Monday, March 16, 2009

SHOW gallery presents: Lost & Found, An Exploration of Earnestness in Art

Art above by unknown artists

Under-appreciated works by recently discovered masters of sincerity
Curated by Theo Dorian

OPENING FRIDAY MARCH 20, 2008, 6 to 9 pm

Exhibition and Silent Auction
March 20 to May 23, 2009

Including works on loan from the collections of Roxanne Storms, Victoria Munro, Matt Jacobs, Kathy Osborn, Ed Atkeson, Cynthia von Buhler and Philip Rosen.

Gallery, Studio & Performance Space

156 Stuyvesant Place
St. George, Staten Island
right across the street and up the steps from the Staten Island Ferry!
Open Wednesday to Sunday, Noon to Seven

In April:
Lost&Found Films
at The Movie SHOW
Saturday Nights at 7:30pm

Staten Island Barbershop Against Da' Grain Has Teamed Up With Rappers Method Man and Redman To Give Free Haircuts To Kids

Against Da' Grain is a wildly popular St. George barbershop.
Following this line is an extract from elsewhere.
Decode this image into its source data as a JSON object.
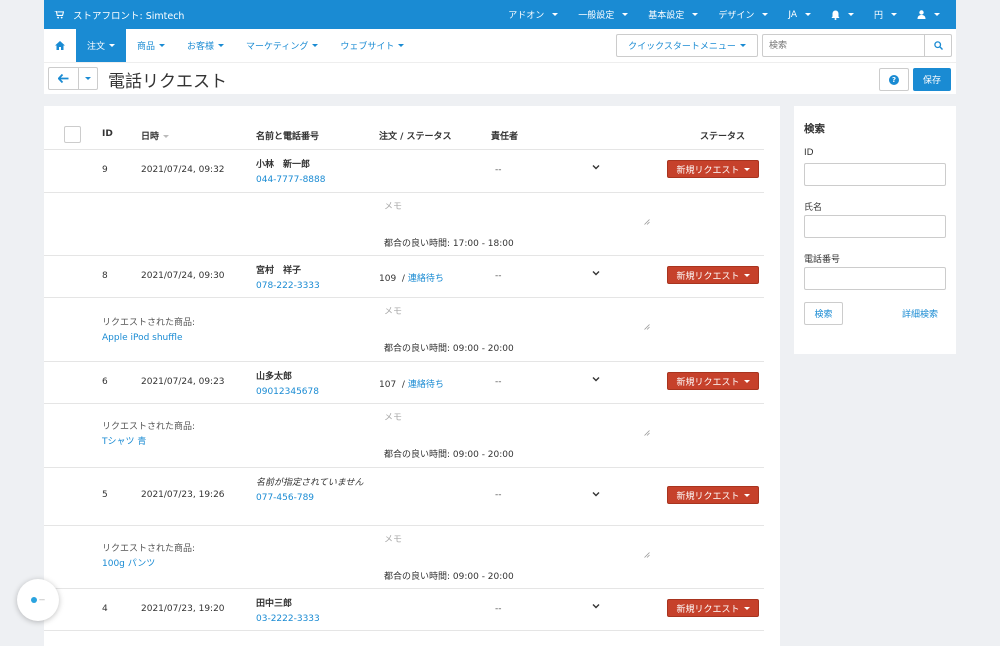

The atmosphere there is more like a neighborhood party than a barbershop.

From The Hip Hop Cosign (click the headline to visit their web page):

The stylish team of ADG barbers at the 821 Castleton Avenue location in the West Brighten section of Staten Island will be on hand on a first come, first served basis to provide free hair cuts to children under 12 years of age, on Saturday April 11, 2009 between the hours of 10:00am to 6:00pm. Special guest appearances by Megatron, celebrated DJ and host of 106 & Park’s “What’s Good On The Streets” segment and other talented Staten Island artists will be will be on hand speaking to kids and learning how they prepare to look their Sunday best!

“We have wonderfully loyal customers and felt this was just another way of rewarding them during these unusually hard economic times. A single mother of three boys spends a weekly average of $33.00 on their hair cuts making it difficult to keep her kids hair freshly trimmed, explained Tariq, barber at Against Da’ Grain. With Easter Sunday the following day, we felt it was the perfect time to team up with our celebrity friends and create a unique solution based on old traditional values while helping our community.”

Against Da’ Grain encourages kids to get a good night’s sleep so they can wake up early and be one of the first to get their free shape up. Parents, stop by! Bring your boys, nephews and grandsons down for a seat on the big leather chair for their fresh Easter Sunday haircut.

For more information regarding Against Da’ Grain please log into or call 718.981.3597.

Billy Joel Explains His Lyric "Between you and me and the Staten Island Ferry"

Maureen Seaberg, a Staten Island based writer, is working on a book about famous synesthetes. According to Seaberg, "Synesthetes are people who blend senses - such as seeing color when listening to or playing music. Billy Joel is one; so are Pharrell Williams, John Mayer, Tori Amos and even Aristotle and physicist Richard Feymann. It is tentatively titled, "Kaleidoscope Minds." Ms. Seaberg is herself a synesthete."

While interviewing Billy Joel, Seaberg asked him about his 1981 lyric from the song "Everybody Loves You Now," which says...."between you and me and the Staten Island Ferry......"

His answer was as follows:

"The lyric, 'between you and me and The Staten Island Ferry' - that was actually a colloquialism...when somebody would pull someone aside and say, 'Hey, listen, between you and me and the Staten Island Ferry.' Like between you, me and the lamp post. When I was a little kid, my grandfather took me to Staten Island on the ferry and I had heard the expression the Staten Island Ferry and I remember being on the ferry going, 'So this is the Staten Island Ferry that everybody talks about. As if it was some great secret, 'Hey, between you and me and the Staten Island Ferry.' That's where that lyric came from; it's just a colloquialism."

"I'm from an island and you know sometimes when we go to Manhattan island, people tend to look down their noses at people from other islands, which I think is hysterical because New York is actually an archipelago. There are thousands of islands in the New York Bight. It's an exploded archipelago. You've got Fire Island, Staten Island, Long Island, Manhattan island, Randall's Island, Ellis Island, Bedloe Island, Liberty Island, Block Island... There are thousands of islands. When I'm in New York sometimes if I'm at a snooty party and someone says, 'Oh, you're from Long Island," I'll say, "Well, yeh, you're from an island too, except mine's bigger!"